One of the most common MFA bypass techniques is a response tampering attack. Response tampering attacks happen when only client-side security controls are forced for user and server-side security checks do not conduct properly at the back end. If a security control is handled at the client-side code, it can be manipulated easily. This technique is dangerous because it’s caused by a logical error in the software being exploited, which means it can only be detected via manual testing by experts.

In this blog, I’ll cover two real-world MFA bypass techniques via response tampering that I have found in the Synack Platform throughout my time as a member of the Synack Red Team, starting from the easiest to more complicated. 

Easy Exploitation

One Node.js-based application was using MFA confirmation for users registering for new accounts on mobile devices. After the form was sent, the app would send a one-time password (OTP) to a mobile number entered by the user. If the wrong OTP was entered, the app returned an error. 

Analyzing back-end requests showed that the application returned a “400 Bad Request” error with a body containing two parameters, “size” and “timeout,” both were set to “0.”

This could be bypassed using a response tampering attack. All I had to do was change the HTTP status response code from “400 Bad Request” to “200 OK” and set the “size” parameter to “1” from “0”.  Since client-side code on the web browser were only checking whether response had returned size parameter as “1” to control success/fail MFA conditions, and were not saving the actual state of the MFA at the back end, it was possible to bypass the client side security controls within tampering the back end responses coming to the web browsers. 

Hard Exploitation

Another app used MFA as an additional security control during the login process. When choosing an already-added method of receiving OTPs, the app would redirect users to a page where they could enter the code.

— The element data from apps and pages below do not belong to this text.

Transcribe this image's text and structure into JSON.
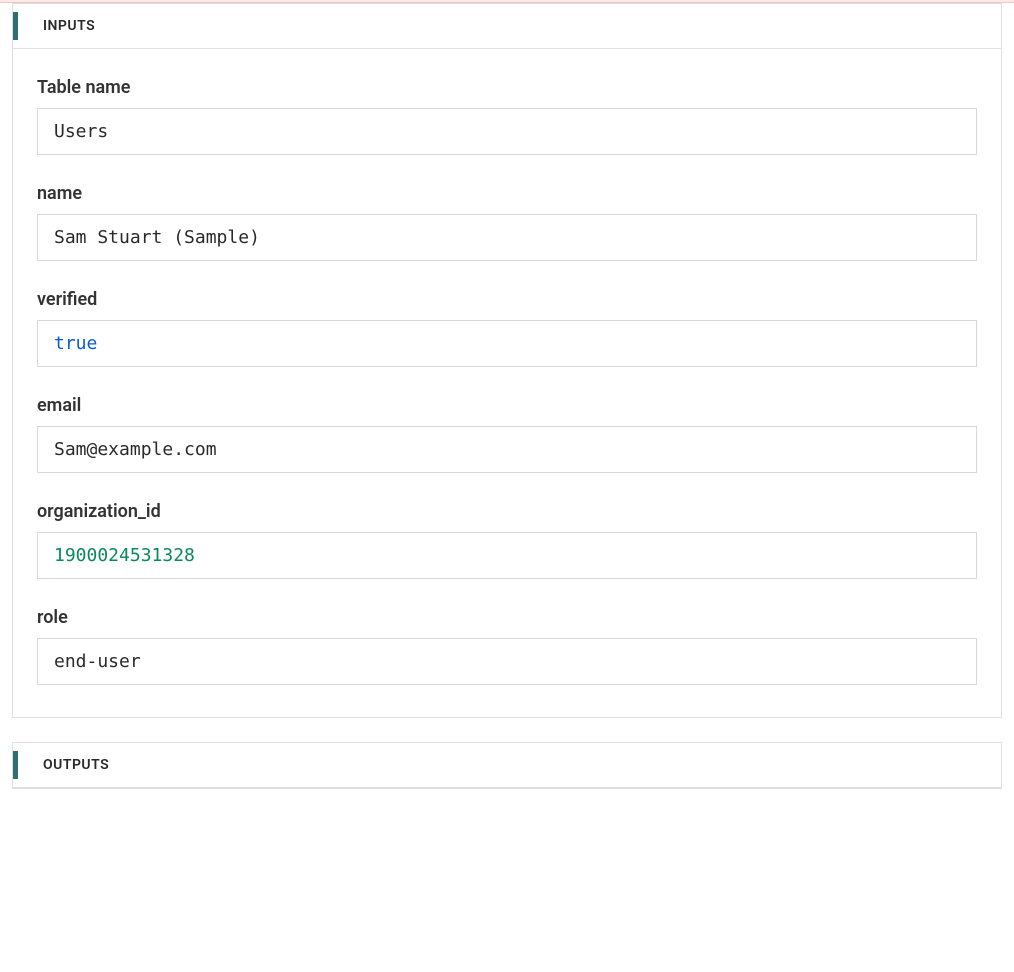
{
  "sections": {
    "inputs": {
      "title": "INPUTS",
      "fields": {
        "table_name": {
          "label": "Table name",
          "value": "Users",
          "type": "string"
        },
        "name": {
          "label": "name",
          "value": "Sam Stuart (Sample)",
          "type": "string"
        },
        "verified": {
          "label": "verified",
          "value": "true",
          "type": "bool"
        },
        "email": {
          "label": "email",
          "value": "Sam@example.com",
          "type": "string"
        },
        "organization_id": {
          "label": "organization_id",
          "value": "1900024531328",
          "type": "number"
        },
        "role": {
          "label": "role",
          "value": "end-user",
          "type": "string"
        }
      }
    },
    "outputs": {
      "title": "OUTPUTS"
    }
  }
}
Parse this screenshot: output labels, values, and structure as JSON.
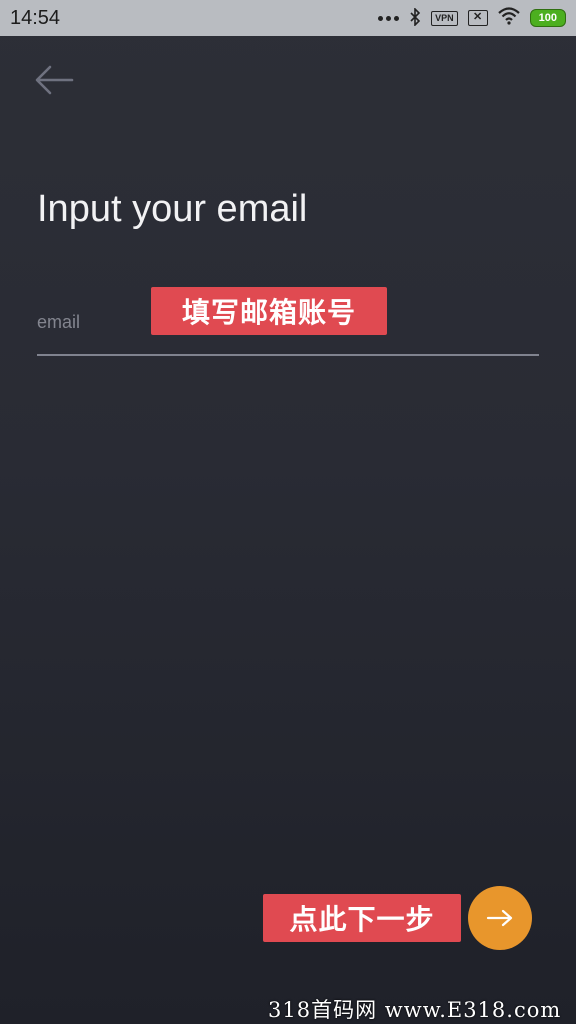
{
  "status_bar": {
    "time": "14:54",
    "vpn_label": "VPN",
    "battery_level": "100",
    "icons": [
      "more-dots-icon",
      "bluetooth-icon",
      "vpn-icon",
      "no-sim-icon",
      "wifi-icon",
      "battery-icon"
    ]
  },
  "nav": {
    "back_icon": "arrow-left-icon"
  },
  "main": {
    "title": "Input your email",
    "email_placeholder": "email",
    "email_value": ""
  },
  "annotations": {
    "email_hint": "填写邮箱账号",
    "next_hint": "点此下一步"
  },
  "next_button": {
    "icon": "arrow-right-icon"
  },
  "watermark": "318首码网 www.E318.com",
  "colors": {
    "background": "#2a2c35",
    "accent": "#e8962c",
    "annotation": "#e04a51",
    "battery": "#4caf1f"
  }
}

If an invalid OTP was entered, the app would return an error response, as seen below:

If the correct OTP was entered, the app returned the following:

Comparing the responses offered a clue as to where to find a response tampering attack vector. In this case, it seemed obvious. If the “actionResult” parameter contained the value “challenge,” it returned users to the MFA page, but if it contained “success” users were redirected to the next step in the login process. But it was only in theory. 

Unfortunately for me, it wasn’t that easy. Because some other parameters were kept at “localStorage” within the browser, the app would redirect to the login page if the “actionResult” parameter was changed. However, copying and pasting the full response of the success message at the failed code request would allow attackers to bypass the MFA confirmation. This showed that cookies generated for the session did not check to see if the OTP was correct or incorrect on the back end. Instead, it trusted client-side controls only, which can be tampered with.

Because the successful response body didn’t have a complex value to guess, such as a session cookie or OTP token, which is checked later, it was possible for already-authenticated attackers to enumerate this response by repeating the process and using the gathered info for further attacks.

Ozgur Alp is a member of the Synack Red Team.